Sound — 8
Blink-182 have gone from snot nosed, bratty pop punks to a more mature sound over the course of the last 17 years, and with their seventh release "Neighborhoods" the boys pick up from where they left off before they split. "Neighborhoods" continues the progression of their sound which started with their self-titled release, ditching the toilet humour entirely. Layered with a more atmospheric sound, the record comes off more as a combination of +44 and AvA, which comes off surprisingly better than expected. It's the Blink-182 that fans know and love, with a little experimentation to spice up the sound here and there. Blink-182 isn't going to win over any new fans, but its a solidly produced album that shines. Oh, and Barker's drumming is fantastic as always.
Lyrics — 7
Following the trend they started with their self-titled release, the group focuses highly on darker themes. Death is a commonly discussed subject; which reflects the conflicts the group had post-break up, as well as near death experiences and the loss of family and friends. Hoppus sounds great, and balances out the more whiney sounding Tom, but together is where they truly shine. On songs like "Up All Night" and "After Midnight" the two trade off lines or verses, creating the best sound on the record. The record marks an even further departure from their roots, which honestly isn't a bad thing at all.
Overall Impression — 8

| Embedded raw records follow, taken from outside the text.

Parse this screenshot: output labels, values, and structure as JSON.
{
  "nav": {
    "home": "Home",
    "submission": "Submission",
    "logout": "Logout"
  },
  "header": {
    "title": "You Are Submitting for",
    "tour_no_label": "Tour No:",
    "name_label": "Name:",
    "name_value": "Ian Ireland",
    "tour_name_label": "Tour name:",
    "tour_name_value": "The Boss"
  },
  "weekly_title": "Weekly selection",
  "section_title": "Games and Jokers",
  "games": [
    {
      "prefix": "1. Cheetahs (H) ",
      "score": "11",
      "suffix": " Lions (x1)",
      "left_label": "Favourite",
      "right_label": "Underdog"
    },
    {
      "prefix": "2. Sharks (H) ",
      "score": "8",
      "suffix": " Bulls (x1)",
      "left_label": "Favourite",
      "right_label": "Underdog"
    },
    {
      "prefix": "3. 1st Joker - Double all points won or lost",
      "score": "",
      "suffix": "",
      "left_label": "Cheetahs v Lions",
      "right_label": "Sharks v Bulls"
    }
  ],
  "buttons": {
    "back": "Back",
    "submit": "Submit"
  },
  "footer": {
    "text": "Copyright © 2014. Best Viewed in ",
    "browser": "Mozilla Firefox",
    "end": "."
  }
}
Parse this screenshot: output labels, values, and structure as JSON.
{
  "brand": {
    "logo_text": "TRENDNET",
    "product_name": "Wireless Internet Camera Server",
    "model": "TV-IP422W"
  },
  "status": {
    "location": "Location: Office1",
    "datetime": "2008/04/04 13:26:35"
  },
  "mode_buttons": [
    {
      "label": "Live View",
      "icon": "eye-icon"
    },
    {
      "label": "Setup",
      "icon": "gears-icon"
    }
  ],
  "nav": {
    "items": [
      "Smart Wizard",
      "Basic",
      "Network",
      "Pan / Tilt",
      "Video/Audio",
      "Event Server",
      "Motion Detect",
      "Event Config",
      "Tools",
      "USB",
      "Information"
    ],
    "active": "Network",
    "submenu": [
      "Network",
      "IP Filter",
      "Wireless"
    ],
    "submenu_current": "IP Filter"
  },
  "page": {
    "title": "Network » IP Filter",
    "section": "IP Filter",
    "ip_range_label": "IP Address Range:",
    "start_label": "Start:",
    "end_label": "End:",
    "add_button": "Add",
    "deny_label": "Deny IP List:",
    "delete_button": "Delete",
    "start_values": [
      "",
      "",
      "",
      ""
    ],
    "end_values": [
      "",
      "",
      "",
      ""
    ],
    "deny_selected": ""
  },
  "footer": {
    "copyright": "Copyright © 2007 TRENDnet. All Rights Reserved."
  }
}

As previously mentioned, it is most easily compared to their self-titled release, and will likely not disappoint if you were a fan of that album. It's not their best record, but it is still a solid record and is worth a listen. Personal favorites on the album include "Natives", "Ghosts On The Dancefloor" and "After Midnight". "Hearts All Gone" harkens back to "Dude Ranch", which will please fans of their older work. If I lost this album, I would not buy it again because I am poor.